In 2016, the EU and Turkey reached a deal in which Turkey received billions of Euros in exchange for preventing a wave of refugees and asylum seekers from crossing into Europe. However, when the Syrian regime began its offensive on Idlib — which is home to many Ankara-backed jihadist fighters — Turkey was angry and decided to open its border to allow refugees to stream into Europe as a way to get the EU to put pressure on Syria and its Russian backer to halt the offensive. Ankara openly encouraged refugees to flee and even published routes in Arabic for them to take which resulted in some 900,000 refugees crossing into Europe in January and February of this year.
Not only did Turkey renege on the deal, it sought to use refugees as pawns to blackmail the EU. This is the same union that Turkey still aspires to join — or so it says. Austria’s chancellor Sebastian Kurz slammed Turkey for trying to “blackmail” the EU by opening its borders. In fact, Turkish President Recep Tayyip Erdogan openly said that the gates were opened in order to get Europe involved in the Syrian conflict, hoping it would pressure the Syrian regime to halt its offensive on Idlib.
European Council chief Charles Michel and the EU’s top diplomat Josep Borrell warned that Erdogan’s decision deeply undermined trust and called on the Turkish president to return to his obligations under the 2016 agreement.
The agreement, actually, was never implemented as originally foreseen. It was meant to be a package that included EU visa liberalization, the modernization of the EU-Turkey customs union, the opening of new accession chapters and, crucially, a 1:1 resettlement scheme. EU cites Turkey’s reversal of democratic reforms as a reason why it has not delivered on visa liberalization or accession negotiations.
Turkey’s military incursion into Syria was in clear conflict with the interests of the majority of NATO countries who held the view that such intervention strengthened ISIS and facilitated the escape of its fighters. In addition, Ankara’s purchase of the Russian S-400 missile system drove another wedge between Turkey and NATO countries.
The deterioration of Turkey’s relations with Europe and the West more generally have been seen in a number of other areas.
Erdogan has also threatened Europe over the unfolding tensions in Libya where the Russia-backed Libyan National Army led by General Khalifa Haftar is battling the Turkey-backed Government of National Accord led by Fayez Al-Sarraj. “Europe will face new problems and threats if the Al-Sarraj government is toppled,” Erdogan said. “The European Union must show the world that it is an important player in the international arena.”
Turkey has announced the dispatch of troops and advisors to Libya, in clear violation of the Security Council’s decision to ban the arming of warring parties. Field reports have also revealed that hundreds of pro-Turkey fighters in Syria have been sent to Libya to support militias fighting for Al-Sarraj’s government.
It has been reported that some of these fighters arriving in Libya soon desert and board boats to Europe. Turkey’s transfer of these fighters to Libya can be said to accomplish several goals. It removes some potentially troublesome radicals from within and around Turkey; they are used to combat the LNA and its backers, who are Ankara’s most serious rivals; and it allows the Turkish government to strengthen its foothold in North Africa and the Eastern Mediterranean, providing another pressure point against Europe to secure its economic interests.

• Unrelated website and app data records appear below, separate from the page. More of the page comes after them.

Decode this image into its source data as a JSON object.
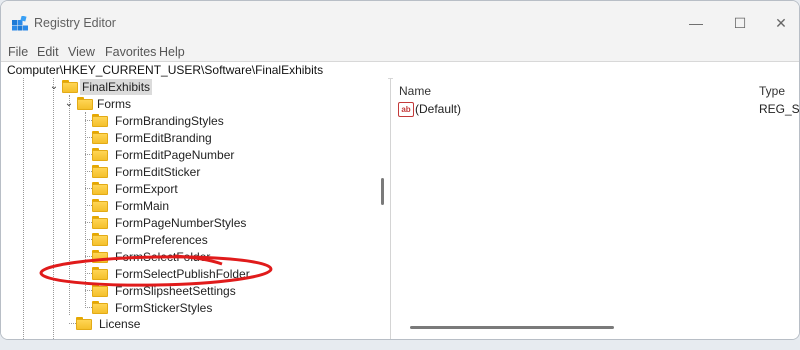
{
  "window": {
    "title": "Registry Editor",
    "controls": {
      "minimize": "—",
      "maximize": "☐",
      "close": "✕"
    }
  },
  "menu": [
    "File",
    "Edit",
    "View",
    "Favorites",
    "Help"
  ],
  "address": "Computer\\HKEY_CURRENT_USER\\Software\\FinalExhibits",
  "tree": {
    "root": "FinalExhibits",
    "forms": "Forms",
    "children": [
      "FormBrandingStyles",
      "FormEditBranding",
      "FormEditPageNumber",
      "FormEditSticker",
      "FormExport",
      "FormMain",
      "FormPageNumberStyles",
      "FormPreferences",
      "FormSelectFolder",
      "FormSelectPublishFolder",
      "FormSlipsheetSettings",
      "FormStickerStyles"
    ],
    "license": "License"
  },
  "values": {
    "columns": {
      "name": "Name",
      "type": "Type"
    },
    "rows": [
      {
        "name": "(Default)",
        "type": "REG_S"
      }
    ]
  },
  "colors": {
    "highlight_ellipse": "#e01b1b",
    "folder": "#f4c02c",
    "selection": "#dbdbdb"
  }
}
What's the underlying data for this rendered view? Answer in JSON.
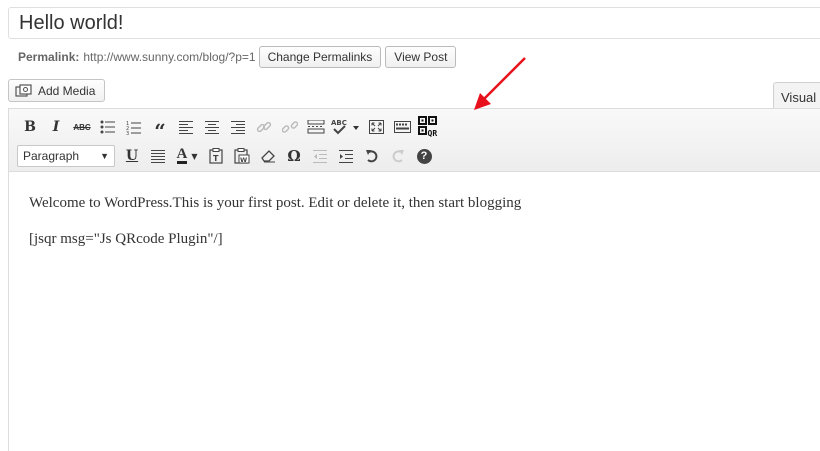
{
  "post": {
    "title": "Hello world!",
    "permalink_label": "Permalink:",
    "permalink_url": "http://www.sunny.com/blog/?p=1",
    "change_permalinks_label": "Change Permalinks",
    "view_post_label": "View Post"
  },
  "media": {
    "add_media_label": "Add Media"
  },
  "editor": {
    "visual_tab_label": "Visual",
    "format_select_value": "Paragraph",
    "content": {
      "paragraph_1": "Welcome to WordPress.This is your first post. Edit or delete it, then start blogging",
      "paragraph_2": "[jsqr msg=\"Js QRcode Plugin\"/]"
    },
    "toolbar": {
      "bold": "B",
      "italic": "I",
      "strikethrough": "ABC",
      "blockquote": "“",
      "omega": "Ω",
      "underline": "U",
      "text_color": "A",
      "help": "?",
      "qr_label": "QR"
    }
  },
  "colors": {
    "annotation_arrow": "#e8101a"
  }
}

The primary such economic interest is the oil and gas off the shores of Cyprus. These resources are in a contested area and both the European Union and the United States have asked Turkey to desist from its drilling operations in the area. Turkey has paid them no heed, nor did the issuance of arrest warrants by Cyprus get Turkey to back off. This dispute is ongoing.
European Eye on Radicalization aims to publish a diversity of perspectives and as such does not endorse the opinions expressed by contributors. The views expressed in this article represent the author alone.